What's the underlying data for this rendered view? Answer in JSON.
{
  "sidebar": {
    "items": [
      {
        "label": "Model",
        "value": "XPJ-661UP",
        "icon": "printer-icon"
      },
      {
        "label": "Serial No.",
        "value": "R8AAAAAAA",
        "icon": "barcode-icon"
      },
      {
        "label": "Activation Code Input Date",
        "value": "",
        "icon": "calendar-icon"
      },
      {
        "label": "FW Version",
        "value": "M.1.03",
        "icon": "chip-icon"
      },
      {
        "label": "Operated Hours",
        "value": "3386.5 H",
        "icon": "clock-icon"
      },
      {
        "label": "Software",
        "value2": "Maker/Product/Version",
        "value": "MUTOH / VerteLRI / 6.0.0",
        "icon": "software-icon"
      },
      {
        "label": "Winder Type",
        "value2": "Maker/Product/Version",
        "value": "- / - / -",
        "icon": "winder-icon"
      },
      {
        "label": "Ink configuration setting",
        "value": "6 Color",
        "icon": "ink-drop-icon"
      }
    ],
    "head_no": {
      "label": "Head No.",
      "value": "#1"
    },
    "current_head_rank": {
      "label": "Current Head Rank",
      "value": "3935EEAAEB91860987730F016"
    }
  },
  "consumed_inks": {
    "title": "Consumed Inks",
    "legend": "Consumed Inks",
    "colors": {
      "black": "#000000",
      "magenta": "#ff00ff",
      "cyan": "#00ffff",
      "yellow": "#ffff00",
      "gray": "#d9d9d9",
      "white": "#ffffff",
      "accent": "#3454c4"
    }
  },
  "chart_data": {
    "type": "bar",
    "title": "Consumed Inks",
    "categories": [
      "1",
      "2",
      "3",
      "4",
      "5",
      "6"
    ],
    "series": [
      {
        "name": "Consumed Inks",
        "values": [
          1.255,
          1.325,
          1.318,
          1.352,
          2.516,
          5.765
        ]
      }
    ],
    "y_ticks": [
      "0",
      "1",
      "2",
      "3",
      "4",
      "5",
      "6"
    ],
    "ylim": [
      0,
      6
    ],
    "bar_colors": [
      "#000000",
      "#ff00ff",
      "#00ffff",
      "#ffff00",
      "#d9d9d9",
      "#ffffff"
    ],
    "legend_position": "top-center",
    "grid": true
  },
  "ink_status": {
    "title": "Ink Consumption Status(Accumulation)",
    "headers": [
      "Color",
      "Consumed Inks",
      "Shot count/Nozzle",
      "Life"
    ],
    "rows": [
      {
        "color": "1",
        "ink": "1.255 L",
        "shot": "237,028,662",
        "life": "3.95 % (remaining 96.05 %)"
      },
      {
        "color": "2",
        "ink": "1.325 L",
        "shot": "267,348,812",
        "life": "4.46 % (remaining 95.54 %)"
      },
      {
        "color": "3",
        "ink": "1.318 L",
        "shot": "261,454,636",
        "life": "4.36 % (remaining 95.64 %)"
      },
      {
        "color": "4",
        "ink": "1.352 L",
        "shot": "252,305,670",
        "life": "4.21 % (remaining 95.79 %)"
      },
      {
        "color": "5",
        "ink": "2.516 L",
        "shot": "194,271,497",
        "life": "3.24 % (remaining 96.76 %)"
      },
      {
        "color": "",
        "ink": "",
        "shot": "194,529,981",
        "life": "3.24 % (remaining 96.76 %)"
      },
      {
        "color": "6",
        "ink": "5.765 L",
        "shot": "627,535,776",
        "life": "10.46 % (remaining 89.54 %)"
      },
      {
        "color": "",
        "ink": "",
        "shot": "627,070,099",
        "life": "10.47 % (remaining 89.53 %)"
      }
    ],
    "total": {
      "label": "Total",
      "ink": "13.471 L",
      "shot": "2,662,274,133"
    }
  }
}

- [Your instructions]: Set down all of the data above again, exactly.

- [The answer]:
What's the underlying data for this rendered view? Answer in JSON.
{
  "sidebar": {
    "items": [
      {
        "label": "Model",
        "value": "XPJ-661UP",
        "icon": "printer-icon"
      },
      {
        "label": "Serial No.",
        "value": "R8AAAAAAA",
        "icon": "barcode-icon"
      },
      {
        "label": "Activation Code Input Date",
        "value": "",
        "icon": "calendar-icon"
      },
      {
        "label": "FW Version",
        "value": "M.1.03",
        "icon": "chip-icon"
      },
      {
        "label": "Operated Hours",
        "value": "3386.5 H",
        "icon": "clock-icon"
      },
      {
        "label": "Software",
        "value2": "Maker/Product/Version",
        "value": "MUTOH / VerteLRI / 6.0.0",
        "icon": "software-icon"
      },
      {
        "label": "Winder Type",
        "value2": "Maker/Product/Version",
        "value": "- / - / -",
        "icon": "winder-icon"
      },
      {
        "label": "Ink configuration setting",
        "value": "6 Color",
        "icon": "ink-drop-icon"
      }
    ],
    "head_no": {
      "label": "Head No.",
      "value": "#1"
    },
    "current_head_rank": {
      "label": "Current Head Rank",
      "value": "3935EEAAEB91860987730F016"
    }
  },
  "consumed_inks": {
    "title": "Consumed Inks",
    "legend": "Consumed Inks",
    "colors": {
      "black": "#000000",
      "magenta": "#ff00ff",
      "cyan": "#00ffff",
      "yellow": "#ffff00",
      "gray": "#d9d9d9",
      "white": "#ffffff",
      "accent": "#3454c4"
    }
  },
  "chart_data": {
    "type": "bar",
    "title": "Consumed Inks",
    "categories": [
      "1",
      "2",
      "3",
      "4",
      "5",
      "6"
    ],
    "series": [
      {
        "name": "Consumed Inks",
        "values": [
          1.255,
          1.325,
          1.318,
          1.352,
          2.516,
          5.765
        ]
      }
    ],
    "y_ticks": [
      "0",
      "1",
      "2",
      "3",
      "4",
      "5",
      "6"
    ],
    "ylim": [
      0,
      6
    ],
    "bar_colors": [
      "#000000",
      "#ff00ff",
      "#00ffff",
      "#ffff00",
      "#d9d9d9",
      "#ffffff"
    ],
    "legend_position": "top-center",
    "grid": true
  },
  "ink_status": {
    "title": "Ink Consumption Status(Accumulation)",
    "headers": [
      "Color",
      "Consumed Inks",
      "Shot count/Nozzle",
      "Life"
    ],
    "rows": [
      {
        "color": "1",
        "ink": "1.255 L",
        "shot": "237,028,662",
        "life": "3.95 % (remaining 96.05 %)"
      },
      {
        "color": "2",
        "ink": "1.325 L",
        "shot": "267,348,812",
        "life": "4.46 % (remaining 95.54 %)"
      },
      {
        "color": "3",
        "ink": "1.318 L",
        "shot": "261,454,636",
        "life": "4.36 % (remaining 95.64 %)"
      },
      {
        "color": "4",
        "ink": "1.352 L",
        "shot": "252,305,670",
        "life": "4.21 % (remaining 95.79 %)"
      },
      {
        "color": "5",
        "ink": "2.516 L",
        "shot": "194,271,497",
        "life": "3.24 % (remaining 96.76 %)"
      },
      {
        "color": "",
        "ink": "",
        "shot": "194,529,981",
        "life": "3.24 % (remaining 96.76 %)"
      },
      {
        "color": "6",
        "ink": "5.765 L",
        "shot": "627,535,776",
        "life": "10.46 % (remaining 89.54 %)"
      },
      {
        "color": "",
        "ink": "",
        "shot": "627,070,099",
        "life": "10.47 % (remaining 89.53 %)"
      }
    ],
    "total": {
      "label": "Total",
      "ink": "13.471 L",
      "shot": "2,662,274,133"
    }
  }
}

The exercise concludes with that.